_Directions_
Out of the data below, copy every line with the string "minimize".

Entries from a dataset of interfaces
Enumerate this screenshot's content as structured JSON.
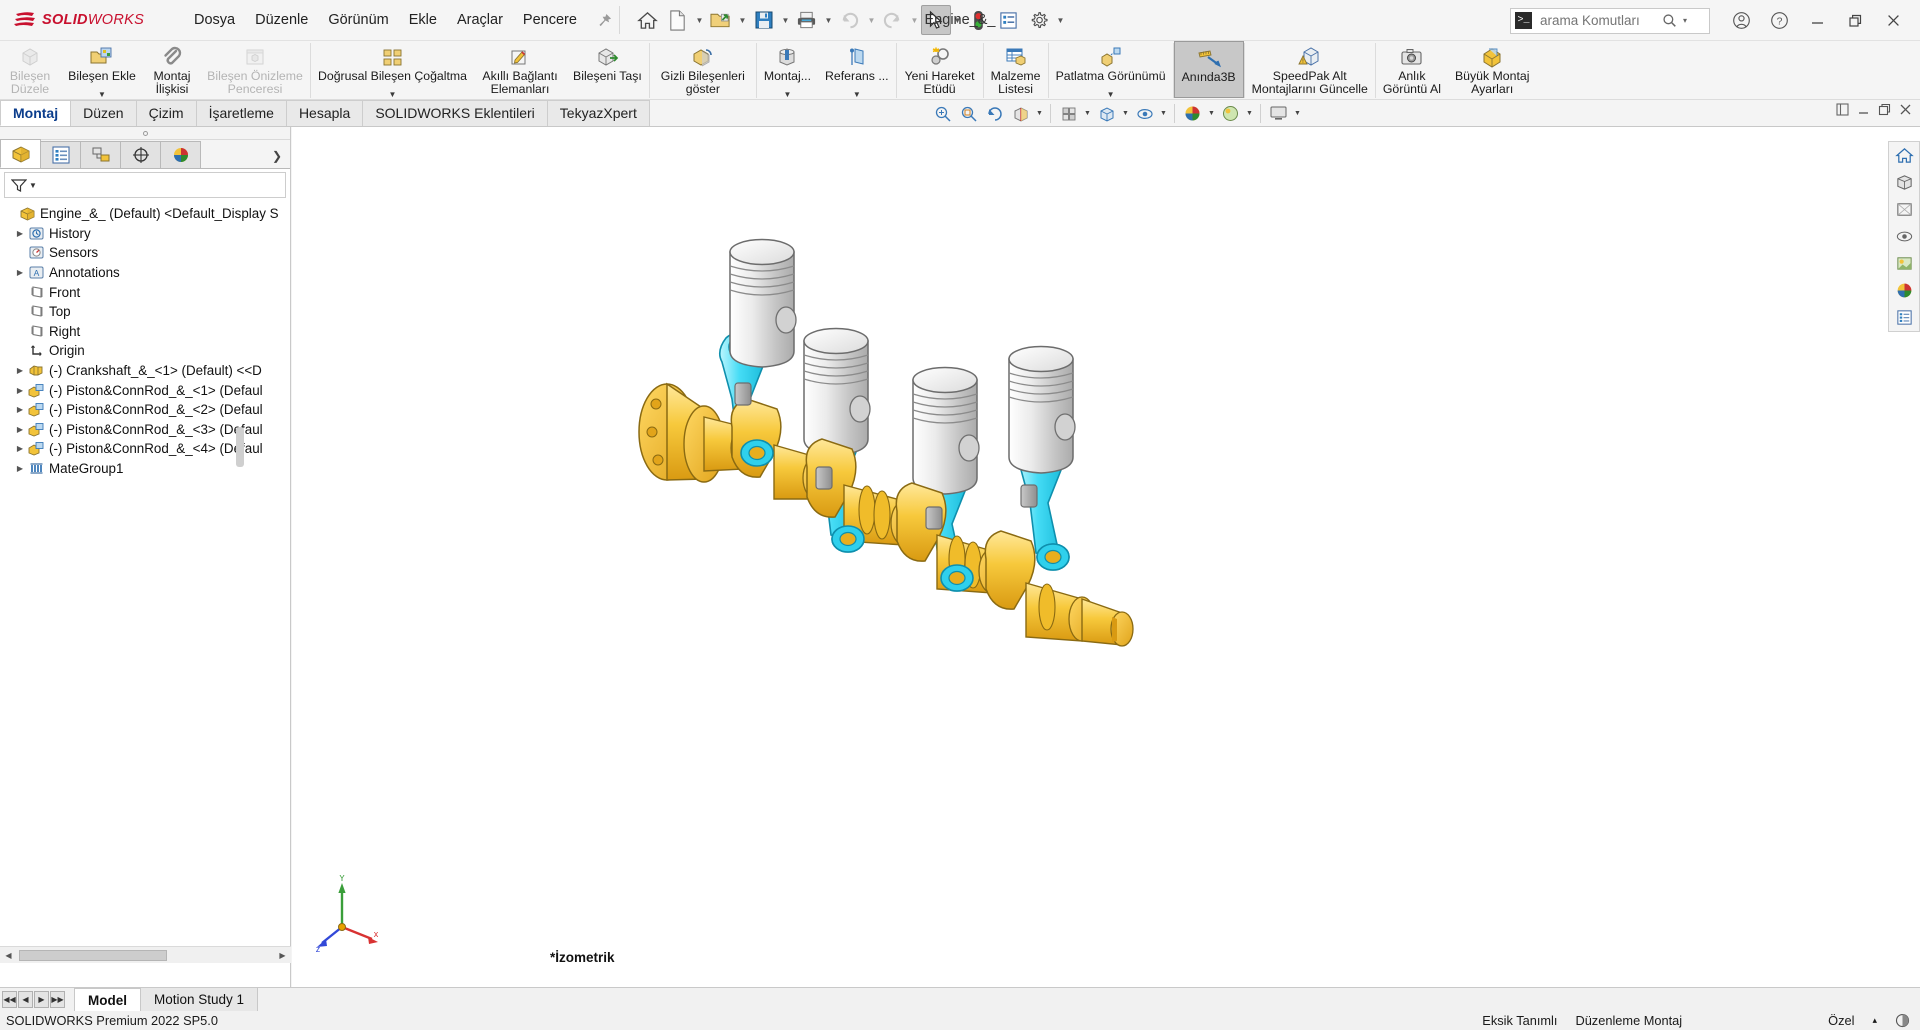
{
  "app": {
    "brand_ds": "ƏS",
    "brand_bold": "SOLID",
    "brand_thin": "WORKS",
    "document_title": "Engine_&_",
    "accent_red": "#c8102e",
    "accent_yellow": "#f2b705",
    "accent_cyan": "#2bd6ef"
  },
  "menubar": {
    "items": [
      {
        "label": "Dosya"
      },
      {
        "label": "Düzenle"
      },
      {
        "label": "Görünüm"
      },
      {
        "label": "Ekle"
      },
      {
        "label": "Araçlar"
      },
      {
        "label": "Pencere"
      }
    ],
    "pin_icon": "pin-icon"
  },
  "quick_access": [
    {
      "name": "home-icon",
      "label": "Ana Sayfa",
      "caret": false,
      "active": false
    },
    {
      "name": "new-document-icon",
      "label": "Yeni",
      "caret": true,
      "active": false
    },
    {
      "name": "open-folder-icon",
      "label": "Aç",
      "caret": true,
      "active": false
    },
    {
      "name": "save-icon",
      "label": "Kaydet",
      "caret": true,
      "active": false
    },
    {
      "name": "print-icon",
      "label": "Yazdır",
      "caret": true,
      "active": false
    },
    {
      "name": "undo-icon",
      "label": "Geri Al",
      "caret": true,
      "active": false,
      "disabled": true
    },
    {
      "name": "redo-icon",
      "label": "Yinele",
      "caret": true,
      "active": false,
      "disabled": true
    },
    {
      "name": "select-cursor-icon",
      "label": "Seç",
      "caret": true,
      "active": true
    },
    {
      "name": "traffic-light-icon",
      "label": "Yeniden Oluştur",
      "caret": false,
      "active": false
    },
    {
      "name": "options-list-icon",
      "label": "Özellikler",
      "caret": false,
      "active": false
    },
    {
      "name": "gear-icon",
      "label": "Seçenekler",
      "caret": true,
      "active": false
    }
  ],
  "search": {
    "placeholder": "arama Komutları",
    "value": "",
    "cmd_glyph": ">_",
    "icon": "search-icon",
    "caret": "▾"
  },
  "window_controls": [
    {
      "name": "account-icon",
      "glyph": "account"
    },
    {
      "name": "help-icon",
      "glyph": "help"
    },
    {
      "name": "minimize-button",
      "glyph": "minimize"
    },
    {
      "name": "restore-button",
      "glyph": "restore"
    },
    {
      "name": "close-button",
      "glyph": "close"
    }
  ],
  "ribbon": {
    "groups": [
      {
        "buttons": [
          {
            "label": "Bileşen\nDüzele",
            "line1": "Bileşen",
            "line2": "Düzele",
            "icon": "edit-component-icon",
            "disabled": true,
            "caret": false
          },
          {
            "label": "Bileşen Ekle",
            "line1": "Bileşen Ekle",
            "line2": "",
            "icon": "insert-component-icon",
            "disabled": false,
            "caret": true
          },
          {
            "label": "Montaj İlişkisi",
            "line1": "Montaj",
            "line2": "İlişkisi",
            "icon": "mate-paperclip-icon",
            "disabled": false,
            "caret": false
          },
          {
            "label": "Bileşen Önizleme Penceresi",
            "line1": "Bileşen Önizleme",
            "line2": "Penceresi",
            "icon": "component-preview-window-icon",
            "disabled": true,
            "caret": false
          }
        ]
      },
      {
        "buttons": [
          {
            "label": "Doğrusal Bileşen Çoğaltma",
            "line1": "Doğrusal Bileşen Çoğaltma",
            "line2": "",
            "icon": "linear-component-pattern-icon",
            "disabled": false,
            "caret": true
          },
          {
            "label": "Akıllı Bağlantı Elemanları",
            "line1": "Akıllı Bağlantı",
            "line2": "Elemanları",
            "icon": "smart-fasteners-icon",
            "disabled": false,
            "caret": false
          },
          {
            "label": "Bileşeni Taşı",
            "line1": "Bileşeni Taşı",
            "line2": "",
            "icon": "move-component-icon",
            "disabled": false,
            "caret": false
          }
        ]
      },
      {
        "buttons": [
          {
            "label": "Gizli Bileşenleri göster",
            "line1": "Gizli Bileşenleri",
            "line2": "göster",
            "icon": "show-hidden-components-icon",
            "disabled": false,
            "caret": false
          }
        ]
      },
      {
        "buttons": [
          {
            "label": "Montaj...",
            "line1": "Montaj...",
            "line2": "",
            "icon": "assembly-features-icon",
            "disabled": false,
            "caret": true
          },
          {
            "label": "Referans ...",
            "line1": "Referans ...",
            "line2": "",
            "icon": "reference-geometry-icon",
            "disabled": false,
            "caret": true
          }
        ]
      },
      {
        "buttons": [
          {
            "label": "Yeni Hareket Etüdü",
            "line1": "Yeni Hareket",
            "line2": "Etüdü",
            "icon": "new-motion-study-icon",
            "disabled": false,
            "caret": false
          }
        ]
      },
      {
        "buttons": [
          {
            "label": "Malzeme Listesi",
            "line1": "Malzeme",
            "line2": "Listesi",
            "icon": "bill-of-materials-icon",
            "disabled": false,
            "caret": false
          }
        ]
      },
      {
        "buttons": [
          {
            "label": "Patlatma Görünümü",
            "line1": "Patlatma Görünümü",
            "line2": "",
            "icon": "exploded-view-icon",
            "disabled": false,
            "caret": true
          }
        ]
      },
      {
        "buttons": [
          {
            "label": "Anında3B",
            "line1": "Anında3B",
            "line2": "",
            "icon": "instant3d-icon",
            "disabled": false,
            "caret": false,
            "pressed": true
          }
        ]
      },
      {
        "buttons": [
          {
            "label": "SpeedPak Alt Montajlarını Güncelle",
            "line1": "SpeedPak Alt",
            "line2": "Montajlarını Güncelle",
            "icon": "update-speedpak-icon",
            "disabled": false,
            "caret": false
          }
        ]
      },
      {
        "buttons": [
          {
            "label": "Anlık Görüntü Al",
            "line1": "Anlık",
            "line2": "Görüntü Al",
            "icon": "take-snapshot-camera-icon",
            "disabled": false,
            "caret": false
          },
          {
            "label": "Büyük Montaj Ayarları",
            "line1": "Büyük Montaj",
            "line2": "Ayarları",
            "icon": "large-assembly-settings-icon",
            "disabled": false,
            "caret": false
          }
        ]
      }
    ]
  },
  "command_tabs": [
    {
      "label": "Montaj",
      "active": true
    },
    {
      "label": "Düzen",
      "active": false
    },
    {
      "label": "Çizim",
      "active": false
    },
    {
      "label": "İşaretleme",
      "active": false
    },
    {
      "label": "Hesapla",
      "active": false
    },
    {
      "label": "SOLIDWORKS Eklentileri",
      "active": false
    },
    {
      "label": "TekyazXpert",
      "active": false
    }
  ],
  "view_toolbar": [
    {
      "name": "zoom-to-fit-icon",
      "caret": false
    },
    {
      "name": "zoom-to-area-icon",
      "caret": false
    },
    {
      "name": "previous-view-icon",
      "caret": false
    },
    {
      "name": "section-view-icon",
      "caret": false
    },
    {
      "name": "view-orientation-icon",
      "caret": true
    },
    {
      "name": "display-style-icon",
      "caret": true
    },
    {
      "name": "hide-show-items-icon",
      "caret": true
    },
    {
      "name": "edit-appearance-icon",
      "caret": true
    },
    {
      "name": "apply-scene-icon",
      "caret": true
    },
    {
      "name": "view-settings-icon",
      "caret": true
    }
  ],
  "mdi_controls": [
    {
      "name": "tile-windows-icon"
    },
    {
      "name": "minimize-document-icon"
    },
    {
      "name": "restore-document-icon"
    },
    {
      "name": "close-document-icon"
    }
  ],
  "left_panel": {
    "tabs": [
      {
        "name": "feature-manager-tab",
        "icon": "feature-tree-icon",
        "active": true
      },
      {
        "name": "property-manager-tab",
        "icon": "property-manager-icon",
        "active": false
      },
      {
        "name": "configuration-manager-tab",
        "icon": "configuration-manager-icon",
        "active": false
      },
      {
        "name": "dimxpert-manager-tab",
        "icon": "dimxpert-icon",
        "active": false
      },
      {
        "name": "display-manager-tab",
        "icon": "display-manager-icon",
        "active": false
      }
    ],
    "expand_glyph": "❯",
    "filter": {
      "placeholder": "",
      "value": "",
      "icon": "filter-funnel-icon"
    },
    "tree": [
      {
        "label": "Engine_&_ (Default) <Default_Display S",
        "icon": "assembly-icon",
        "indent": 0,
        "expandable": false,
        "root": true
      },
      {
        "label": "History",
        "icon": "history-icon",
        "indent": 1,
        "expandable": true
      },
      {
        "label": "Sensors",
        "icon": "sensors-icon",
        "indent": 1,
        "expandable": false
      },
      {
        "label": "Annotations",
        "icon": "annotations-icon",
        "indent": 1,
        "expandable": true
      },
      {
        "label": "Front",
        "icon": "plane-icon",
        "indent": 1,
        "expandable": false
      },
      {
        "label": "Top",
        "icon": "plane-icon",
        "indent": 1,
        "expandable": false
      },
      {
        "label": "Right",
        "icon": "plane-icon",
        "indent": 1,
        "expandable": false
      },
      {
        "label": "Origin",
        "icon": "origin-icon",
        "indent": 1,
        "expandable": false
      },
      {
        "label": "(-) Crankshaft_&_<1> (Default) <<D",
        "icon": "part-icon",
        "indent": 1,
        "expandable": true
      },
      {
        "label": "(-) Piston&ConnRod_&_<1> (Defaul",
        "icon": "subassembly-icon",
        "indent": 1,
        "expandable": true
      },
      {
        "label": "(-) Piston&ConnRod_&_<2> (Defaul",
        "icon": "subassembly-icon",
        "indent": 1,
        "expandable": true
      },
      {
        "label": "(-) Piston&ConnRod_&_<3> (Defaul",
        "icon": "subassembly-icon",
        "indent": 1,
        "expandable": true
      },
      {
        "label": "(-) Piston&ConnRod_&_<4> (Defaul",
        "icon": "subassembly-icon",
        "indent": 1,
        "expandable": true
      },
      {
        "label": "MateGroup1",
        "icon": "mategroup-icon",
        "indent": 1,
        "expandable": true
      }
    ]
  },
  "graphics": {
    "view_label": "*İzometrik",
    "triad": {
      "x": "x",
      "y": "Y",
      "z": "z",
      "x_color": "#d83232",
      "y_color": "#3a9e3a",
      "z_color": "#3248d8"
    },
    "model": {
      "name": "Engine assembly — crankshaft with 4 piston & connecting rod sets",
      "crankshaft_color": "#f5c23a",
      "conrod_color": "#4fe1f5",
      "piston_color": "#dcdcdc"
    },
    "right_toolbar": [
      {
        "name": "home-view-icon"
      },
      {
        "name": "view-orientation-icon"
      },
      {
        "name": "display-style-icon"
      },
      {
        "name": "hide-show-icon"
      },
      {
        "name": "apply-scene-icon"
      },
      {
        "name": "appearance-icon"
      },
      {
        "name": "display-manager-icon"
      }
    ]
  },
  "bottom": {
    "nav_buttons": [
      {
        "name": "first-study-button",
        "glyph": "◀◀"
      },
      {
        "name": "previous-study-button",
        "glyph": "◀"
      },
      {
        "name": "next-study-button",
        "glyph": "▶"
      },
      {
        "name": "last-study-button",
        "glyph": "▶▶"
      }
    ],
    "tabs": [
      {
        "label": "Model",
        "active": true
      },
      {
        "label": "Motion Study 1",
        "active": false
      }
    ]
  },
  "status_bar": {
    "left": "SOLIDWORKS Premium 2022 SP5.0",
    "items": [
      {
        "label": "Eksik Tanımlı"
      },
      {
        "label": "Düzenleme Montaj"
      }
    ],
    "right_label": "Özel",
    "right_caret": "▴",
    "right_icon": "display-state-icon"
  }
}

_Your response_
      "name": "minimize-button",
      "glyph": "minimize"
      "name": "minimize-document-icon"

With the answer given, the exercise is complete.